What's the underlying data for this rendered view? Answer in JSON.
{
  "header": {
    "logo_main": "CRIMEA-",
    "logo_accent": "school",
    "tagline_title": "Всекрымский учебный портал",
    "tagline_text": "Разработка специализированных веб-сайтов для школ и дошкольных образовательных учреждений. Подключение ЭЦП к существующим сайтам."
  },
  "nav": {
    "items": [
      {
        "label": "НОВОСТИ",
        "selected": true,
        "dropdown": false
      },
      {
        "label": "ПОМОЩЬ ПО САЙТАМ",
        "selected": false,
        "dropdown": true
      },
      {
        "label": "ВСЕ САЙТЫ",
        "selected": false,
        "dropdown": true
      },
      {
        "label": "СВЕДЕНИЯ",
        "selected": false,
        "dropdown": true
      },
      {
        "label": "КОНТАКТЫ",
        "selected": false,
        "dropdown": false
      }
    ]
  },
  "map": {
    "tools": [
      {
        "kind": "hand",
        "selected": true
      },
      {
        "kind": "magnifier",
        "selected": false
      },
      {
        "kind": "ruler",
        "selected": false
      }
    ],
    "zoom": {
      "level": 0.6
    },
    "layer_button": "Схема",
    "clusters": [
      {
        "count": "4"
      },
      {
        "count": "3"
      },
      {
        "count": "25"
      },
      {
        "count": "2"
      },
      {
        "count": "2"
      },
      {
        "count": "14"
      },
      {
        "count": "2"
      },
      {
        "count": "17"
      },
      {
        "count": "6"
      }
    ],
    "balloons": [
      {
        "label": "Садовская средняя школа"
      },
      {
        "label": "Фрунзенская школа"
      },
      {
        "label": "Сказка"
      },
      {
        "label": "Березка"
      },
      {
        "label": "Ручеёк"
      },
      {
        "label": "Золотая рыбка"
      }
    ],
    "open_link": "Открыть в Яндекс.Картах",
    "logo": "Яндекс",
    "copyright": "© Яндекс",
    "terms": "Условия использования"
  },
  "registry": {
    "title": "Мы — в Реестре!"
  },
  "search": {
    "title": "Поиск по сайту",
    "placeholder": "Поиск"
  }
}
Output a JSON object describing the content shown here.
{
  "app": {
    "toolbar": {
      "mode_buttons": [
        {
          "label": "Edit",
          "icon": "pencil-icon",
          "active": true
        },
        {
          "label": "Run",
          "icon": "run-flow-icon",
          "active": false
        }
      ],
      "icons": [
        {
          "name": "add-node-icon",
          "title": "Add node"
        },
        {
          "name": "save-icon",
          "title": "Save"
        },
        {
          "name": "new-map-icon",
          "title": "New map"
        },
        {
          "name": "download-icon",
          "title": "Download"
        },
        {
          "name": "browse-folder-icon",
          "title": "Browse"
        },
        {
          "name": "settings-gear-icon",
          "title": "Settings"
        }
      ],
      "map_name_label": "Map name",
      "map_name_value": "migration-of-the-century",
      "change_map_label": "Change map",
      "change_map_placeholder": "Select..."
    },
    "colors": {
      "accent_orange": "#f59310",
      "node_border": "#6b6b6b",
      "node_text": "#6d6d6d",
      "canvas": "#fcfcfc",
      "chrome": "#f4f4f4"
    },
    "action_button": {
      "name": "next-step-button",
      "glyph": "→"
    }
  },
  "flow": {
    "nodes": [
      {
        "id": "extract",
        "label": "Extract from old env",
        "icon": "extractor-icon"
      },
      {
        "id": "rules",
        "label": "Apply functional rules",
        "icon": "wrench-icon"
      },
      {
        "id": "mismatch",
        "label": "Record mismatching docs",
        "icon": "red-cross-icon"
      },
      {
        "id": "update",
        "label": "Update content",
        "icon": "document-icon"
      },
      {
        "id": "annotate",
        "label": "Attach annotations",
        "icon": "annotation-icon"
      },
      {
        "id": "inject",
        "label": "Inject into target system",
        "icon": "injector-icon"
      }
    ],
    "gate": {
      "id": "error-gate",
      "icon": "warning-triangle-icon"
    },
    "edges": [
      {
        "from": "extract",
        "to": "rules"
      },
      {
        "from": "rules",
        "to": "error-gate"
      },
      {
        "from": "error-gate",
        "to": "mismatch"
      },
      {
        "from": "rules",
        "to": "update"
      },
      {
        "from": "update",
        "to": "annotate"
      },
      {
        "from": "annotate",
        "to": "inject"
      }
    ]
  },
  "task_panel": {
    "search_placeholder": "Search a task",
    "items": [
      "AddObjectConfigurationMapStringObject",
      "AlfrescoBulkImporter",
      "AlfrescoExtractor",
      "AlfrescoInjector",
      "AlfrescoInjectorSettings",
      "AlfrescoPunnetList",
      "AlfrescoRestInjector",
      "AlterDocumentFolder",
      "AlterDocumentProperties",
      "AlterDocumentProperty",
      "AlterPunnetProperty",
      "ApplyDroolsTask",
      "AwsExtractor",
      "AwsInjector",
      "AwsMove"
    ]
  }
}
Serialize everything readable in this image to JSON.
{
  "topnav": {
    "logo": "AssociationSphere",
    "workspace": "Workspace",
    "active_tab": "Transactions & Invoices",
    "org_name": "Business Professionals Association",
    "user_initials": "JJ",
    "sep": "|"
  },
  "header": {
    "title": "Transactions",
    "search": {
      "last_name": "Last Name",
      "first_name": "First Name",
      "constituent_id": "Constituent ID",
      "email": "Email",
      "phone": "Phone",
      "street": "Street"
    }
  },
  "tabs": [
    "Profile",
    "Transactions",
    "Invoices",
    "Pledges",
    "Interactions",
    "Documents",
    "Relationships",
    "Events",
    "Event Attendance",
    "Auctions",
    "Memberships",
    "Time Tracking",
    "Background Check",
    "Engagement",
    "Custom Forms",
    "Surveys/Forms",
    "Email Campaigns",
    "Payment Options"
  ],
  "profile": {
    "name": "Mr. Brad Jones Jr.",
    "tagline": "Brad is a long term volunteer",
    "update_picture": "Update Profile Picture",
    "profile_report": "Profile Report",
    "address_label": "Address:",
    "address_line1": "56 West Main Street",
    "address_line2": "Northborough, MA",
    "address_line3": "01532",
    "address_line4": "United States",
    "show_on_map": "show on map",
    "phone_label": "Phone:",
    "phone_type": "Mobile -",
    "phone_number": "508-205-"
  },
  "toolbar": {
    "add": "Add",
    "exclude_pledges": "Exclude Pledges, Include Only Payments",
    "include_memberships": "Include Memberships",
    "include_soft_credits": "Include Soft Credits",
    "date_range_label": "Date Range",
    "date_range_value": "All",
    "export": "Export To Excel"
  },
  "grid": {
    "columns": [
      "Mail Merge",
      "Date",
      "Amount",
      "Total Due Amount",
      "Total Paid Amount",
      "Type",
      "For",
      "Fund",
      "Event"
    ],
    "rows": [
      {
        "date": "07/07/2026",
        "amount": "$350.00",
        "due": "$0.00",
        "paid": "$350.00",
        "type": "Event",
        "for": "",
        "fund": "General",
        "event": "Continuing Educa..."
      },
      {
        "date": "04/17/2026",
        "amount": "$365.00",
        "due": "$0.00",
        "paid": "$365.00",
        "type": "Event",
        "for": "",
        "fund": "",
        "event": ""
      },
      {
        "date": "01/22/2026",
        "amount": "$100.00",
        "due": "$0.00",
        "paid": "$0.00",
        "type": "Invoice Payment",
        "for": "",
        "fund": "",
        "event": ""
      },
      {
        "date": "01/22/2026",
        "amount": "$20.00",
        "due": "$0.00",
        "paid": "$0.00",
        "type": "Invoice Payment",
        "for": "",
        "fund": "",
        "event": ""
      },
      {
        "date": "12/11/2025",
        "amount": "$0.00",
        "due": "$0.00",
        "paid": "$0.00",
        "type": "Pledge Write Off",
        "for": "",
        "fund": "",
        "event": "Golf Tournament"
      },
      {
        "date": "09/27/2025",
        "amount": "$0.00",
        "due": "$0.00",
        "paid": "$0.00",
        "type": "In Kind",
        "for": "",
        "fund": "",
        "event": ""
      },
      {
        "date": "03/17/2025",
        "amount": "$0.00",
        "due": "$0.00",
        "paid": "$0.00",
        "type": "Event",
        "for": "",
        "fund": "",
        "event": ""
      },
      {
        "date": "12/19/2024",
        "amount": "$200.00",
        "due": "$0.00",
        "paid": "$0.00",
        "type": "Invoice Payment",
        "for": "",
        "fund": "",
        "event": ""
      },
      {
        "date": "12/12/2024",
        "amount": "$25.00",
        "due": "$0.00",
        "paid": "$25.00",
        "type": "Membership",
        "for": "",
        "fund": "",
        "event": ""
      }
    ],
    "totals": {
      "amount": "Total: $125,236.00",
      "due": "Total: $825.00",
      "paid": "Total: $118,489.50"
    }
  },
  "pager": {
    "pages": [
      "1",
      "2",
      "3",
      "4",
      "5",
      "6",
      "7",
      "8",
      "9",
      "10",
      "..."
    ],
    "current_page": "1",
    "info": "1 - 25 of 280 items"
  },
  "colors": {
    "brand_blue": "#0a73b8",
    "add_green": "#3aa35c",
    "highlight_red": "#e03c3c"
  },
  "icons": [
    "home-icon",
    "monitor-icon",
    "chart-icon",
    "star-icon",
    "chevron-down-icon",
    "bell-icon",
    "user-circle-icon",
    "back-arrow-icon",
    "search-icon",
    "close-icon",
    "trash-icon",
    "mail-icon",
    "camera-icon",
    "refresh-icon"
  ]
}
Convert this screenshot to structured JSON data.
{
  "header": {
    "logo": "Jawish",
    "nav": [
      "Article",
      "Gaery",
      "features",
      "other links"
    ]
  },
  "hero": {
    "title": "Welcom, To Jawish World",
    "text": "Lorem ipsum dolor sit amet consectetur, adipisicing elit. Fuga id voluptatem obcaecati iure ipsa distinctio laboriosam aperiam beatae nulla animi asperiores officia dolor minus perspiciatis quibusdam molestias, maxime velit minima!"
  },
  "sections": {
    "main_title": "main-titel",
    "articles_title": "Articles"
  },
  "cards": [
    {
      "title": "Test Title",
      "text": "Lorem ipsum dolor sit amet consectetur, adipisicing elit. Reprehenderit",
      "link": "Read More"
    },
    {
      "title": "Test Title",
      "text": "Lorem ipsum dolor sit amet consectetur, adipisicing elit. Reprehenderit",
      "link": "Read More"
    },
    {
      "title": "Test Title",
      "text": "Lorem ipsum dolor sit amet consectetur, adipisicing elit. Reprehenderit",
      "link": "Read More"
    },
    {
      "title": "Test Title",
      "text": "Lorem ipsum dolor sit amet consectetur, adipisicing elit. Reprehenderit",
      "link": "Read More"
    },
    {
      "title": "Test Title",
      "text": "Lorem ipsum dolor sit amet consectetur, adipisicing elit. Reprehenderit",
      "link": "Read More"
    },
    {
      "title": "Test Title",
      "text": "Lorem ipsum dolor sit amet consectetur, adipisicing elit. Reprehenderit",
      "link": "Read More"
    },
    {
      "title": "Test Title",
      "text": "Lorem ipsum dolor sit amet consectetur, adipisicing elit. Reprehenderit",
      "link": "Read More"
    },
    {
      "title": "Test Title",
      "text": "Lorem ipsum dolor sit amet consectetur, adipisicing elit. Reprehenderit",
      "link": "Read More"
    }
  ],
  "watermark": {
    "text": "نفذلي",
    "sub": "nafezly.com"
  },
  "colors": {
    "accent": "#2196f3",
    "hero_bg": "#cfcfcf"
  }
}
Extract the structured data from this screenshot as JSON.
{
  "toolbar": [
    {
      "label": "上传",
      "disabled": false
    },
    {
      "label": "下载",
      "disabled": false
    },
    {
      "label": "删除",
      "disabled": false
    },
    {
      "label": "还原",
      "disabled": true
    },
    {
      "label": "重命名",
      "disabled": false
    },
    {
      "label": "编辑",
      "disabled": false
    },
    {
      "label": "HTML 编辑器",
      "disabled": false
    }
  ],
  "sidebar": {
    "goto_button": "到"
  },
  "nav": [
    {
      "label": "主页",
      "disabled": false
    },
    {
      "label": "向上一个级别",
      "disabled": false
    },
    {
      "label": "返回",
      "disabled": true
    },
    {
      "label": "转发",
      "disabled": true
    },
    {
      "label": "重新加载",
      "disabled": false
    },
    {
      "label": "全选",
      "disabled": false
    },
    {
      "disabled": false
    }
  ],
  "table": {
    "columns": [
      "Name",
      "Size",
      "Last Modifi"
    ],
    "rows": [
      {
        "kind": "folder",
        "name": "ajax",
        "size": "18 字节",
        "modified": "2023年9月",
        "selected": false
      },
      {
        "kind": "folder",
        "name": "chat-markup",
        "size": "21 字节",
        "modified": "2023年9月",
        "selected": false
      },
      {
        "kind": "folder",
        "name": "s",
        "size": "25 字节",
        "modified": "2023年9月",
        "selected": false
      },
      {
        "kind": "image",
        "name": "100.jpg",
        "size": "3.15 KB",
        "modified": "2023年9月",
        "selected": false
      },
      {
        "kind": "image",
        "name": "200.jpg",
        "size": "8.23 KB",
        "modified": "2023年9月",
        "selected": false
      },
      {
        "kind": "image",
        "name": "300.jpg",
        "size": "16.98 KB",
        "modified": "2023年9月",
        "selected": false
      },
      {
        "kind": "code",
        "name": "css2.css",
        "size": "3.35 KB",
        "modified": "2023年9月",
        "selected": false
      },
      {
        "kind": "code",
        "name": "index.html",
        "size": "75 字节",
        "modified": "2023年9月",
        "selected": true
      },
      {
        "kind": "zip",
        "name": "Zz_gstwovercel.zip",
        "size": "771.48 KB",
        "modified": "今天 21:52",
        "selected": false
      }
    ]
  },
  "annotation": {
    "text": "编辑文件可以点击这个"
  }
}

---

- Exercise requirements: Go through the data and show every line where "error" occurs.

- Result for this task:
      "id": "error-gate",
        "to": "error-gate"
        "from": "error-gate",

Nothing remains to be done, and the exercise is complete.